Richard Gilbert

Research Interests

The Gilbert Laboratory is an interdisciplinary research program, whose broad focus is the interface between biological energy and mechanical systems. Within this general category, several projects have been developed:

Photocatalysis and energy conversion: Our program has conceived and studied a novel energy conversion technology, termed Photolytically Derived Electro-Chemistry (PDEC), which closely emulates the process of photosynthesis. This system features the use of photolytic energy to elicit charge separation and to drive anodic, (i.e. oxygen generation), and cathodic (i.e. carbon dioxide reduction) chemical reactions. The driving force for this endeavor is the idea that photocatalytic chemistry provides a controllable means for producing the thermodynamic changes needed to power biological and non-biological systems. Research is currently being carried out in the following areas: 1) Photoactive materials development, including the design and fabrication of nanostructures with enhanced photon absorption and photoconductivity, 2) Electro- and photo-electrochemical methods for reducing carbon dioxide to re-usable hydrocarbons, 3) Incorporation of photoactive nanoparticles into carrier biomolecules for cellular delivery, 4) Development of human respiratory life support technology integrating photolytic oxygen generation and carbon dioxide reduction.

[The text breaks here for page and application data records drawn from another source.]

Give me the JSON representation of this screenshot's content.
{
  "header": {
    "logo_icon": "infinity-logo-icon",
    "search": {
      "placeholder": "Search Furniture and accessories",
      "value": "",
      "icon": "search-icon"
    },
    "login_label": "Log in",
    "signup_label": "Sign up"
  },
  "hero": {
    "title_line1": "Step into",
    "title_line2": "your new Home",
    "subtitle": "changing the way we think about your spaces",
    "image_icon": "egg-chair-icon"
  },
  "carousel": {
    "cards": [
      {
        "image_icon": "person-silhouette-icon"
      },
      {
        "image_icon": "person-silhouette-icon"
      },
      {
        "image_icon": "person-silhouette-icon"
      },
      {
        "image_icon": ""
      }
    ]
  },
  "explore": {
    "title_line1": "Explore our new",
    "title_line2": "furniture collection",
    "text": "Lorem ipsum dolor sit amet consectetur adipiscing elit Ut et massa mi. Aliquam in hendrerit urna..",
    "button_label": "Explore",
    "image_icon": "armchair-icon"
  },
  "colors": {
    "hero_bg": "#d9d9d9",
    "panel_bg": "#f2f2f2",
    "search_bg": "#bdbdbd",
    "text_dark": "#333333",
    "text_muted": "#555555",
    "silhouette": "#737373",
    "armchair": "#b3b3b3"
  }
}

Imaging and mechanics: Our laboratory has advanced an imaging and computational framework to study the motion and multi-scale mechanics of architecturally complex tissues, for example, the tongue, heart, and the gastrointestinal tract. Our methodology synthesizes data regarding the orientation of muscle fibers (myoarchitecture) obtained by MRI, intracellular structures, energetics, and mechanics. Our imaging methods determine specific structure-function relationships in muscular tissues by relating mesoscale fiber alignment with local and global metrics of mechanical function. Research is currently being carried out in the following areas; 1) Use of diffusion based NMR methods to image architectural phenotype, focusing on the quantitative distinction between normal and pathological patterns of muscle organization. 2) Characterization of lingual motion and force generation based on the balance of internal (contractile) and external (adhesion, mechanical tethering) forces acting on and generated by myocytes. 3) Study of the relationship between genotypic abnormalities related to defects of myosin binding protein C and the architectural and mechanical phenotypes associated with hypertrophic cardiomyopathy. 4) Development of finite element models of mechanical function derived from myoarchitectural imaging, the biophysics of myofilament interactions, and an understanding of energy generation and utilization.


211D Mugar Life Sciences Building